Limitations and impact on other people:
            
 

Although it is a perfect theory in terms of human cognition, on the side of HCI it is not that applicable when compared to other theories and approaches that take their source directly from HCI (GOMS, 8 golden rules...). Still, it represents the human side of human-computer interaction, and success in this interaction depends upon correct modeling of both analogous sides. It has beautiful organization in terms of modeling a very abstract subject, the human mind. Yet it still is unable to explore the fine details of the system. For instance Allen Baddeley's book "Working Memory" (also referenced early in the site) counts Central executive as the main unexplored part of short-term memory that contains short-term controls and cognitive processing. For the researchers cognitive processing in short-term controls is still a mystery. Also the variations of stage theory are not successfully integrated onto HCI. Only connectionist approach has strong connections with neural networks, yet still remaining ones seem to be standing alone as powerful theories in psychology. 

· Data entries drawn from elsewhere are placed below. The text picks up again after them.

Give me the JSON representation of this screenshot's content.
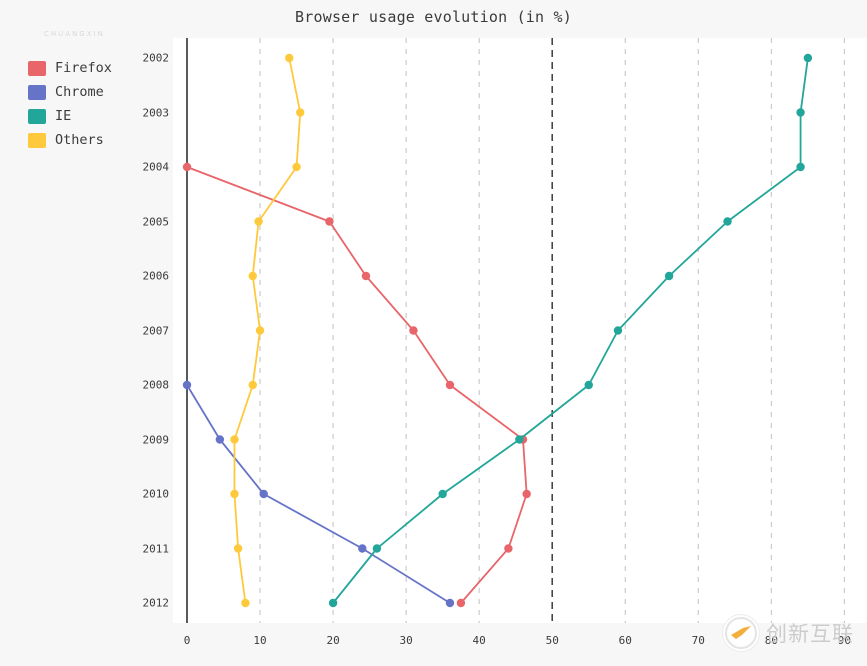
{
  "chart_data": {
    "type": "line",
    "title": "Browser usage evolution (in %)",
    "orientation": "horizontal",
    "xlabel": "",
    "ylabel": "",
    "xlim": [
      0,
      92
    ],
    "ylim": [
      2002,
      2012
    ],
    "grid": true,
    "grid_axis": "x",
    "emphasized_gridline": 50,
    "legend_position": "left-outside",
    "x_ticks": [
      0,
      10,
      20,
      30,
      40,
      50,
      60,
      70,
      80,
      90
    ],
    "x_tick_labels": [
      "0",
      "10",
      "20",
      "30",
      "40",
      "50",
      "60",
      "70",
      "80",
      "90"
    ],
    "categories": [
      2002,
      2003,
      2004,
      2005,
      2006,
      2007,
      2008,
      2009,
      2010,
      2011,
      2012
    ],
    "y_tick_labels": [
      "2002",
      "2003",
      "2004",
      "2005",
      "2006",
      "2007",
      "2008",
      "2009",
      "2010",
      "2011",
      "2012"
    ],
    "series": [
      {
        "name": "Firefox",
        "color": "#e8656a",
        "x": [
          null,
          null,
          0,
          19.5,
          24.5,
          31,
          36,
          46,
          46.5,
          44,
          37.5
        ],
        "values": [
          null,
          null,
          0,
          19.5,
          24.5,
          31,
          36,
          46,
          46.5,
          44,
          37.5
        ]
      },
      {
        "name": "Chrome",
        "color": "#6674c8",
        "x": [
          null,
          null,
          null,
          null,
          null,
          null,
          0,
          4.5,
          10.5,
          24,
          36
        ],
        "values": [
          null,
          null,
          null,
          null,
          null,
          null,
          0,
          4.5,
          10.5,
          24,
          36
        ]
      },
      {
        "name": "IE",
        "color": "#22a699",
        "x": [
          85,
          84,
          84,
          74,
          66,
          59,
          55,
          45.5,
          35,
          26,
          20
        ],
        "values": [
          85,
          84,
          84,
          74,
          66,
          59,
          55,
          45.5,
          35,
          26,
          20
        ]
      },
      {
        "name": "Others",
        "color": "#ffc93c",
        "x": [
          14,
          15.5,
          15,
          9.8,
          9,
          10,
          9,
          6.5,
          6.5,
          7,
          8
        ],
        "values": [
          14,
          15.5,
          15,
          9.8,
          9,
          10,
          9,
          6.5,
          6.5,
          7,
          8
        ]
      }
    ]
  },
  "legend": {
    "items": [
      {
        "label": "Firefox",
        "color": "#e8656a"
      },
      {
        "label": "Chrome",
        "color": "#6674c8"
      },
      {
        "label": "IE",
        "color": "#22a699"
      },
      {
        "label": "Others",
        "color": "#ffc93c"
      }
    ]
  },
  "watermark": {
    "text": "创新互联",
    "subtext": "CHUANGXIN"
  },
  "colors": {
    "page_background": "#f7f7f7",
    "plot_background": "#ffffff",
    "axis": "#2f3136",
    "grid": "#b8b8b8",
    "grid_emphasis": "#3d3d3d",
    "text": "#3b3b3b"
  }
}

Especially the usage of short term memory models had important impacts in the past. It gave designers the opportunity to use extra features (like multiple windows) in user interfaces that will store extra cognitive load for the user.However after the development of more application specific theories that give better predictive results about software systems, it seems like it is a dying theory at least in terms of HCI. P.J Barnard states this as: "The real question is whether or not we can develop our theoretical approaches in such a way that their substance appropriately informs, supports, and triggers relevant argumentation and insight in design"[5].

References

Books

[1] Mark Antonius Neerincx,  Harmonizing tasks to human knowledge and capacities- (dissertation), Groningen , 1995

[2]24. M. Sharples. Writing as creative design. In C. M. Levy and S. Ransdell, editors, The Science of Writing: Theories, Methods, Individual Differences, and Applications, Lawrence    Erlbaum Associates, 1996.

[3]Ehrhart, L.S. , New approaches to human-computer interaction-research and design for decision aiding systems,5th IEEE International Symposium on Intelligent Control, Proceedings, 1990

[4] Blackwell, A.F. ,Metacognitive theories of visual programming: what do we think we are doing? ,IEEE Symposium on Visual Languages, 1996. Proceedings.,

[5]Barnard, P.J. , Connecting psychological theory to HCl: science, craft or just plain craftiness? IEE Colloquium on Theory in Human-Computer Interaction (HCI),1991

[6]Baddeley A., Recent developments in working memory., Curr Opin Neurobiol. 1998 Apr;8(2):234-8. Review.

[7]Atkinson, R., & Shiffrin, R. (1968). Human memory: A proposed system and its control processes.

Websites

An explanatory website on stage theory

A power point presentation on information processing model   by Lawrence R. Rogien

A site for gaining insight about short-term memory by Kumar Narayanan

    http://www.newi.ac.uk/jacksonk/public/hci/notes/cognitive.html

http://www.reusability.org/read/chapters/bannan-ritland.doc

An introductory site about connectionist approach